In the school mission statement, it is promised that “sensitivity to others” will be “cultivated” in each student. Part of this cultivation is the requirement of 60 service hours in order to graduate.
JC leads Archdiocesan high schools in service requirements, but it seems like every year seniors are caught scrambling for service hours right before graduation. Outreach Director Tony Martin says otherwise. “Students do meet their service requirements. Some go above and beyond,” Martin said.
“The seniors are on pace with prior classes in recent years,” Martin said. This pace, according to Martin, results in “about 10-15 percent of the graduating class that procrastinates, requiring them to finish up service hours in the fourth quarter.”
To prevent the last minute rush for service hours, the Outreach Department sends out service opportunities to students and parents. “All those communications have been helpful in alerting our students about upcoming service,” Martin said.
Martin explains how to avoid last minute scrambling for hours. “Underclassmen should get involved in service early in order to receive the many benefits gained by serving others. Often direct service opportunities help students experience relationships outside their daily lives,” Martin said.

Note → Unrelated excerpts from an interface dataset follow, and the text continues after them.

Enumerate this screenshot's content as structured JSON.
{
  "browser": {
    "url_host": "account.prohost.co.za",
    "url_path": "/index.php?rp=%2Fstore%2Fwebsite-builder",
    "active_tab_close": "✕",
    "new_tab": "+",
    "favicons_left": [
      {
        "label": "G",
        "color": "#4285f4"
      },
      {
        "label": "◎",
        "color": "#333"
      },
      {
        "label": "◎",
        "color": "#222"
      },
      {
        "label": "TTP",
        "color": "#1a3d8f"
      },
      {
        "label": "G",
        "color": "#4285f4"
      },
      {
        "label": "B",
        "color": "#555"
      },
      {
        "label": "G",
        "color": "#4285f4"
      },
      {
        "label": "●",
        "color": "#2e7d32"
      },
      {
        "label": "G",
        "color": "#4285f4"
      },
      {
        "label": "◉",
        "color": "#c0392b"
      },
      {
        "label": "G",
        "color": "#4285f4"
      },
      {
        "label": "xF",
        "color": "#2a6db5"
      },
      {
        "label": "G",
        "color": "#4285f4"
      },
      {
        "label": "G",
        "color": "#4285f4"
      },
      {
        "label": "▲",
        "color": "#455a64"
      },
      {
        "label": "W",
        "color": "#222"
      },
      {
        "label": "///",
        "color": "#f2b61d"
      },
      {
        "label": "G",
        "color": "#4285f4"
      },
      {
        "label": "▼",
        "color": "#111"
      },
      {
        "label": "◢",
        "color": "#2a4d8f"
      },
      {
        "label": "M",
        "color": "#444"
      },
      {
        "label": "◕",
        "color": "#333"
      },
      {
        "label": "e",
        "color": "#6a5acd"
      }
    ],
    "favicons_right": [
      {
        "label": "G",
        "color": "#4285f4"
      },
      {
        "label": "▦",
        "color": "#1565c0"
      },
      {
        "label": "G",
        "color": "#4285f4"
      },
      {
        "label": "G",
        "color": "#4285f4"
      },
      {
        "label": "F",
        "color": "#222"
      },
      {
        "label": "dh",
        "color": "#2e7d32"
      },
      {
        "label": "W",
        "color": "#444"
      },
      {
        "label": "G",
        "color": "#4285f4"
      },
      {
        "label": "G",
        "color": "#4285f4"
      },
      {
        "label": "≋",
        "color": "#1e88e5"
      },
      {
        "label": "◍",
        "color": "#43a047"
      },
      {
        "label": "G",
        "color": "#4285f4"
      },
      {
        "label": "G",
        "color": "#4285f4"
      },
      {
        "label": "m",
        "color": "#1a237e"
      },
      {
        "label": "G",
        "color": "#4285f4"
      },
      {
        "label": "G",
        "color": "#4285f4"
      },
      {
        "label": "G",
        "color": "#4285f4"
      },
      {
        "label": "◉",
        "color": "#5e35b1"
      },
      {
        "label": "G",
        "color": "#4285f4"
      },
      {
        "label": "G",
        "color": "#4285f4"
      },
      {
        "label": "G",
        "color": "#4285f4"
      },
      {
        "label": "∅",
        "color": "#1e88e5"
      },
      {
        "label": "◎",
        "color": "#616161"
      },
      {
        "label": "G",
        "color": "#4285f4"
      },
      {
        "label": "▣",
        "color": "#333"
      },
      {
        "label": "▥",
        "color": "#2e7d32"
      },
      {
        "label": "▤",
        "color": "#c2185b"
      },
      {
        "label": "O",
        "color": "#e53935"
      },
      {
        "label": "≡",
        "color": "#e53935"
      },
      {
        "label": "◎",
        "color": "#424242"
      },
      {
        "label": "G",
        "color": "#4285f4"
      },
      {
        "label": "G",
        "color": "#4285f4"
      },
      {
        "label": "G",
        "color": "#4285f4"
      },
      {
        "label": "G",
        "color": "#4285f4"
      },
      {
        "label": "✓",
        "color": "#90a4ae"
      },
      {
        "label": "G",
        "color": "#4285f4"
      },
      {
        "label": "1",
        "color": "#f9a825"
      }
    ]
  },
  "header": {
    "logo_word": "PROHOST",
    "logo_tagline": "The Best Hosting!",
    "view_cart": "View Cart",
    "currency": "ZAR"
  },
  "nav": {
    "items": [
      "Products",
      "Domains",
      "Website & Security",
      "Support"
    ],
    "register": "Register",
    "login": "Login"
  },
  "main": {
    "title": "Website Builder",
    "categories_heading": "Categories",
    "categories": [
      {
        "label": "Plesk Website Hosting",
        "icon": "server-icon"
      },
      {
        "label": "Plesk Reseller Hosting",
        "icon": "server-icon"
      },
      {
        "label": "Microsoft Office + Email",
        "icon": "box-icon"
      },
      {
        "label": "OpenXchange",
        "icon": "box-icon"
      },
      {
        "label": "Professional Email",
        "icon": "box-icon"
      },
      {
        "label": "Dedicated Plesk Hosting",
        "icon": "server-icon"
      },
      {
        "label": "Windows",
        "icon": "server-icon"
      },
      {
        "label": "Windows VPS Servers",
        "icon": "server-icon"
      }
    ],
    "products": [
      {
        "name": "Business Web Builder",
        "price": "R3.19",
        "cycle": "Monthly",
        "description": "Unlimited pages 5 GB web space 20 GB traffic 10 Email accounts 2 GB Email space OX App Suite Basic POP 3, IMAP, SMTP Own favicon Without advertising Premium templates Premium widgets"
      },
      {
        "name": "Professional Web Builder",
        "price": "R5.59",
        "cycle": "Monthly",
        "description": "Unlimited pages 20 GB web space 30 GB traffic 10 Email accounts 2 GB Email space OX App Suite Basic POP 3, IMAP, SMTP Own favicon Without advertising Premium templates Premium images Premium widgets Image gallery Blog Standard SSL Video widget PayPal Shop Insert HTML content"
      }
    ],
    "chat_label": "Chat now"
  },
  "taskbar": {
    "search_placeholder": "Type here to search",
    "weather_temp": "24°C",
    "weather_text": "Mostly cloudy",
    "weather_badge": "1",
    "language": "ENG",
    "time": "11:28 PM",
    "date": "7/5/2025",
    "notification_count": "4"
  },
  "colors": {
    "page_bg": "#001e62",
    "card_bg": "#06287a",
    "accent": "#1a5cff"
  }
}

Senior Alex Reedy took Martin’s advice to heart. “I’ve been done since last year,” Reedy said. Reedy completed most of his service at Anna’s House, a shelter for women and children. Reedy learned about the shelter from his brother, who served there as well. Reedy’s advice to underclassmen on service hours is to “make sure you have fun with it.”
It is a common misconception that it is mandatory to have 20 hours by the end of sophomore year. However, no one gets in trouble until the end of his or her junior year. “Juniors must complete 40 service hours in order to receive their senior schedules,” Martin said.
The myth originated by a recommendation that sophomores have 20 service hours. “Sophomores are encouraged to reach 20 service hours by the beginning of junior year to keep them engaged and on pace,” Martin said.
According to Martin, the most common problems that occur are missing signatures and late forms.
“Currently, service hours are due within 30 days of completing the service if done during the school year. When service is done over the summer, those hours are due by the end of September,” Martin said.
“The ways to serve are limitless, and we want our students to have a spirit of wanting to do service rather than feeling they have to do service,” Martin said.
Chioma Iheoma is an A&E Editor for The Patriot and jcpatriot.com.